Although you feel you have your ferret safely scruffed, your ferret will suddenly jerk, turn and twist and will get loose from your grip.  Sometimes with just one jerk.  Your ferret will fall to the floor which could lead to fractured or broken bones, paralysis or death.  Prepare a place to clean your ferrets ears with clean Q-tips, ferret ear cleaning solution and a paper towel for soiled q-tips.  Sit down, carefully scruff your ferret or have some one else scruff your ferret.  At times, three people are needed; the third person to offer the ferret some ferret tone while one cleans the ears and the other one scruffs the ferret.  Dip the q-tips in the ear cleaning solution and use two clean fingers to squeeze the excess solution out of the cotton swap.  Gently swap the ear pockets until the ear wax is removed.  When cleaning the ear canal, USE THE COTTON SWAP AS YOUR GUIDE.  When you no longer see the cotton on the q-tip, stop and then swab upwards towards the back of the inside pocket of the ear lobe.  Then use a clean dry q-tip to absorb any solution or loose ear wax left behind.  A quick ear massage and a treat afterwards, helps your ferret to quickly forget about the ear cleaning experience.

 



                   FERRET FUR COLORS

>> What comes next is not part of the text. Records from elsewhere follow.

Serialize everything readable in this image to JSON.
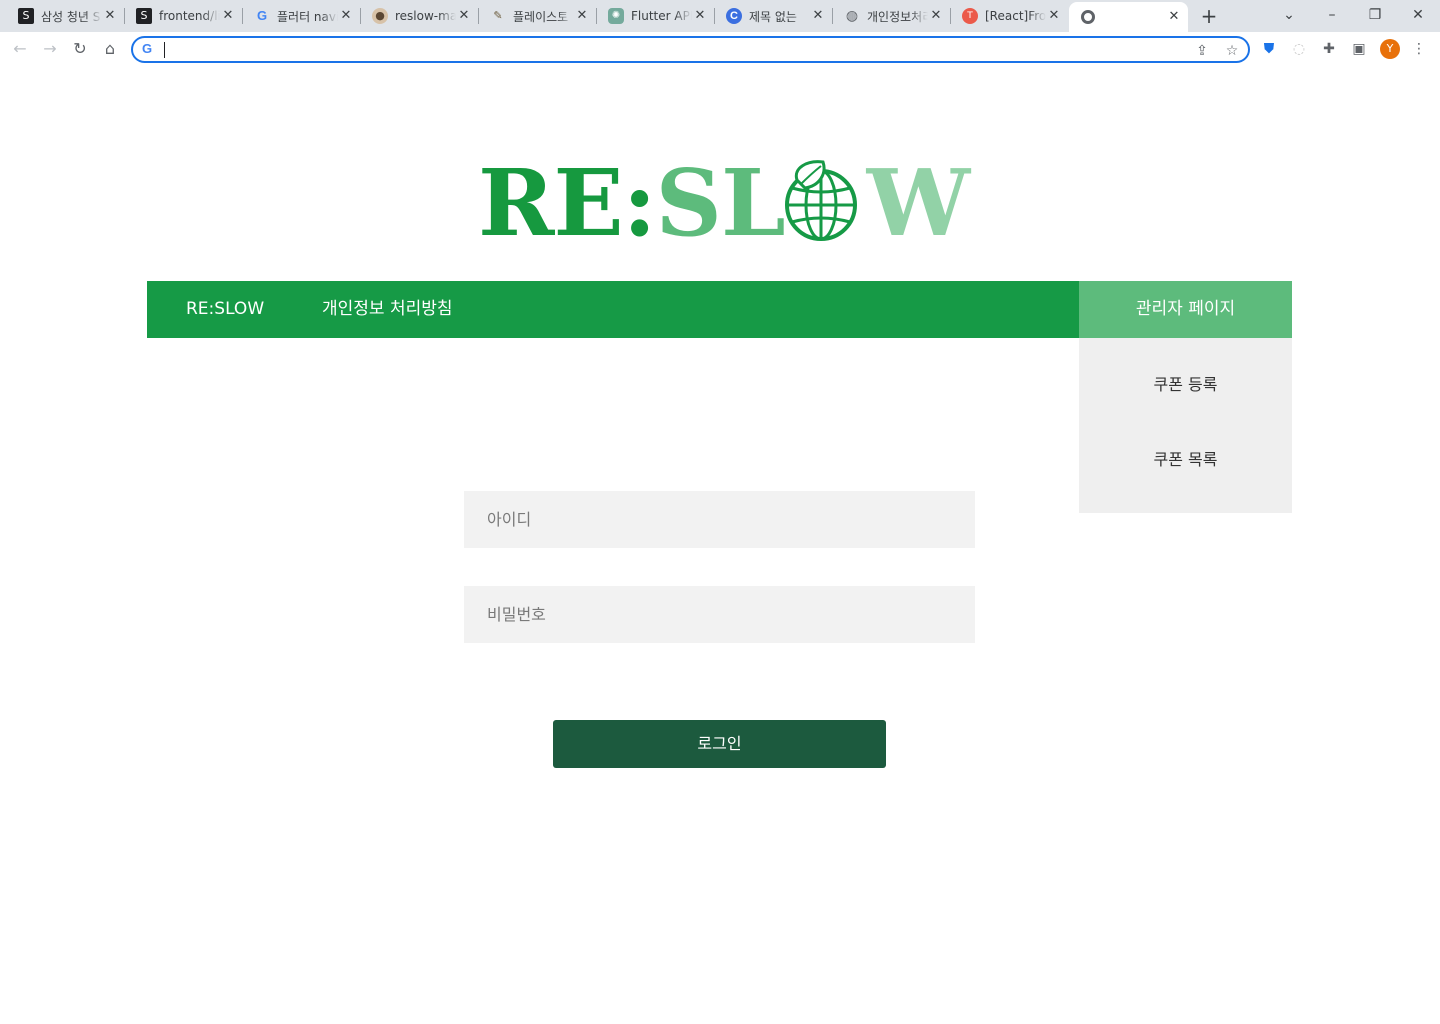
{
  "browser": {
    "tabs": [
      {
        "title": "삼성 청년 S",
        "icon": "black-s-icon",
        "active": false
      },
      {
        "title": "frontend/lib",
        "icon": "black-s-icon",
        "active": false
      },
      {
        "title": "플러터 navi",
        "icon": "google-icon",
        "active": false
      },
      {
        "title": "reslow-mai",
        "icon": "github-octocat-icon",
        "active": false
      },
      {
        "title": "플레이스토",
        "icon": "feather-icon",
        "active": false
      },
      {
        "title": "Flutter APK",
        "icon": "chatgpt-icon",
        "active": false
      },
      {
        "title": "제목 없는 ",
        "icon": "c-circle-icon",
        "active": false
      },
      {
        "title": "개인정보처리",
        "icon": "globe-icon",
        "active": false
      },
      {
        "title": "[React]Fron",
        "icon": "red-t-icon",
        "active": false
      },
      {
        "title": "",
        "icon": "chrome-icon",
        "active": true
      }
    ],
    "address_value": "",
    "profile_initial": "Y",
    "colors": {
      "tabstrip": "#dfe3e8",
      "omnibox_border": "#1a73e8",
      "avatar": "#e8710a"
    }
  },
  "page": {
    "logo": {
      "part_re": "RE:",
      "part_sl": "SL",
      "part_w": "W"
    },
    "nav": {
      "brand": "RE:SLOW",
      "privacy": "개인정보 처리방침",
      "admin": "관리자 페이지"
    },
    "admin_menu": [
      "쿠폰 등록",
      "쿠폰 목록"
    ],
    "login": {
      "id_placeholder": "아이디",
      "pw_placeholder": "비밀번호",
      "submit": "로그인"
    },
    "colors": {
      "nav_bg": "#169a46",
      "admin_bg": "#5dbb7c",
      "dropdown_bg": "#efefef",
      "input_bg": "#f2f2f2",
      "button_bg": "#1c5a3e"
    }
  }
}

CHOCOLATE - a ferret with brown fur with a cream to white undercoat.

SABLE - a ferret with dark brown or black guard hairs  and a cream to white undercoat

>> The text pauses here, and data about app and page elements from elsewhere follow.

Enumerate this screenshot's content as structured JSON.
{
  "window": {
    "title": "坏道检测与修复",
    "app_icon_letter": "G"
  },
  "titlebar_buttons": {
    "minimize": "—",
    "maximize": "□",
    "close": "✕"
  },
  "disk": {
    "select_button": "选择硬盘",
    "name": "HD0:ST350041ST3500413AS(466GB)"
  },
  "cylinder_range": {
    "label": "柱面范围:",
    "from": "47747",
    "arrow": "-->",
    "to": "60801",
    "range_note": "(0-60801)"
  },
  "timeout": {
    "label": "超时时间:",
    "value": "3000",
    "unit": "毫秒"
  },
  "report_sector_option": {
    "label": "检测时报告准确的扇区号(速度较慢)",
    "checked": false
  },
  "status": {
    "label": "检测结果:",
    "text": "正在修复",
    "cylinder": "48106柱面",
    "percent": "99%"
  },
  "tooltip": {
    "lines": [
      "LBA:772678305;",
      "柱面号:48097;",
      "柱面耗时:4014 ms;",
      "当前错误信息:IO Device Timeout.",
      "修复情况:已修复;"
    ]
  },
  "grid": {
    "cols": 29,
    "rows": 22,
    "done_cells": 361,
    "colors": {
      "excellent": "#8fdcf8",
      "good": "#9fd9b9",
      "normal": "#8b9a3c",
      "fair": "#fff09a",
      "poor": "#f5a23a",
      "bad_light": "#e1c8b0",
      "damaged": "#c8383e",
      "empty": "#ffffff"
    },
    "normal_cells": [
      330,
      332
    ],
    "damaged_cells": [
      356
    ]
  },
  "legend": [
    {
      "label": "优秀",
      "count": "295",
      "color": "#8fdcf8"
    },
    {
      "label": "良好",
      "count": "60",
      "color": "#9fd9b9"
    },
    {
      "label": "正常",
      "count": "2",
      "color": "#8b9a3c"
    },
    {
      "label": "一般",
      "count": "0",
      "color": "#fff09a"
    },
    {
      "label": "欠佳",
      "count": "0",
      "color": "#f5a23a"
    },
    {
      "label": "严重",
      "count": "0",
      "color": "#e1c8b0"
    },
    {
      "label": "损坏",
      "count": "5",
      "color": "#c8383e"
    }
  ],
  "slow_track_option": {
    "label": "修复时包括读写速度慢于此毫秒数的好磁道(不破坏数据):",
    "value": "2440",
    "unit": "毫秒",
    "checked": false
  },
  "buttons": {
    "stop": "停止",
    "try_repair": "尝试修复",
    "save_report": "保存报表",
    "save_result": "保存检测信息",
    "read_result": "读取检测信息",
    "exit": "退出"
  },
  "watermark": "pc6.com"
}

DARK SABLE - a ferret who is dark black over their entire body with a grey undercoat and no definate mask

CHAMPAGNE/CINNAMON - a ferret with golden yellow or reddish orange color with a cream to white undercoat

DARK EYED WHITE - (D.E.W.) a ferret who is white with dark eyes

SILVER - a ferret with salt and pepper colors

MUTT - a ferret with unusual markings

ALBINO - a ferret who is all white with red eyes

BLAZE/SHETLAND/PANDA - a ferret with a white stripe on the head between the ears, no mask, white bib on chest, and white glove appearance on all paws, and a white tip on the tail.  The Blaze has white knee caps

MITT - a ferret of any color but has white paws and appears to be wearing white gloves

POINT - a ferret of any color, but points on the body such as, the hind legs and front legs are deeply defined in color

BIB - a ferret of any color, but appears to be wearing a white bib.

ROAN - a ferret of any color with lighter guard hairs.